The Solution

“I don’t see it,” Tulsa admitted. “What are you looking at, Sam?”

“Look at how the index is defined, Tulsa. You have a composite key on order_num and item_num, but look at the order of the column names in the index.”

“item_num, order_num. Both are needed to make the key unique. What’s so special about the order of the columns in the key?”

“Everything. Here’s an example. The phone book is essentially indexed by last name, then first name, right? So if I ask you to find Jones, Tulsa, you can do it pretty quick, right?”

“Sure, I just find the Jones’ section, and then look for “Tulsa”. No problem.”

“But what if I asked you to find everyone whose first name is Tulsa? Then how would you do it?”

“Geesh, I’d have to scan the entire phone book, looking at every name, just to see if their first name was Tulsa. The phone book isn’t organized by first name– oh, I get it. The index on the table was created in reverse order, organized by item number first, then order number, so the optimizer couldn’t use the index to find a particular order number. That explains the long delay- the entire 300,000 rows had to be checked. But wait a minute – the last time we ran the query, it completed in less than a second. How could that be?”

“I promised I’d tell you. The clue is that while the logical read count was high, indicating a lot of the table had to be scanned, the physical read count was low, indicating that the second time the query was run, the data was in RAM cache. That’s why you didn’t see this problem all the time- if the data was already in the cache, the query ran in a reasonable amount of time. But if that table got dumped out of the cache, SQL Server had to go to disk to read it back in- resulting in your time-outs.”

Sam and Tulsa checked what had happened during the software upgrade. They discovered that the order_details table had been modified by an upgrade script that created a new table and loaded the data from the existing table into it. The developer who had created the script had inadvertently switched the order of the columns in the PRIMARY CONSTRAINT option.

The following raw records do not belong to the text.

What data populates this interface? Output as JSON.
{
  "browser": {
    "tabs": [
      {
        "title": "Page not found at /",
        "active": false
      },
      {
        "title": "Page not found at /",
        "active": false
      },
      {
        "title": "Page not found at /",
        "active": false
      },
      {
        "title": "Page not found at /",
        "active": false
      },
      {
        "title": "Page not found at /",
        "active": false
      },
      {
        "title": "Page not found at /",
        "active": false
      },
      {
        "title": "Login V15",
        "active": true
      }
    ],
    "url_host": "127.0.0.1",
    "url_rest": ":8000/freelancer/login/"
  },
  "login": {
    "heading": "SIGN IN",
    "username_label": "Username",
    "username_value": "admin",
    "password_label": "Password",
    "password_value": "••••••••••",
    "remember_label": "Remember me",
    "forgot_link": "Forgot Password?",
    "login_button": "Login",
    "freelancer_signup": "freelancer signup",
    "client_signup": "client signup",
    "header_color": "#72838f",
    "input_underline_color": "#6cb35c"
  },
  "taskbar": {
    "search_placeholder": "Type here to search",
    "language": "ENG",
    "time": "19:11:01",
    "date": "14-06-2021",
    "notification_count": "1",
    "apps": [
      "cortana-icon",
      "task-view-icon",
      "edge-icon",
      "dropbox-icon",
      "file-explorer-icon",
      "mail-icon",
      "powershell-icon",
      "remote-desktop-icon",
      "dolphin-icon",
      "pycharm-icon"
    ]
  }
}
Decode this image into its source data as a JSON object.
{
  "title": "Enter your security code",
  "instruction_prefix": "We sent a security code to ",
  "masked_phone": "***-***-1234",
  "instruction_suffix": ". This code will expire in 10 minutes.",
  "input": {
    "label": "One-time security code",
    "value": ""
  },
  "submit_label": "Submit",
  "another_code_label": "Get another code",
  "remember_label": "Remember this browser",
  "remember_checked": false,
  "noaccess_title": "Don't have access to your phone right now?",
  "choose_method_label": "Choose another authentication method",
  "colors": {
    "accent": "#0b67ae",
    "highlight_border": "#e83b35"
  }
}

Sam rebuilt the index on the table, putting order_num first, then item_num, in the PRIMARY KEY constraint. Sam and Tulsa then ran the query again, and this time the optimizer choose the clustered index, resulting in only 7 logical reads to find the data. The agents reported no more problems with the order details window.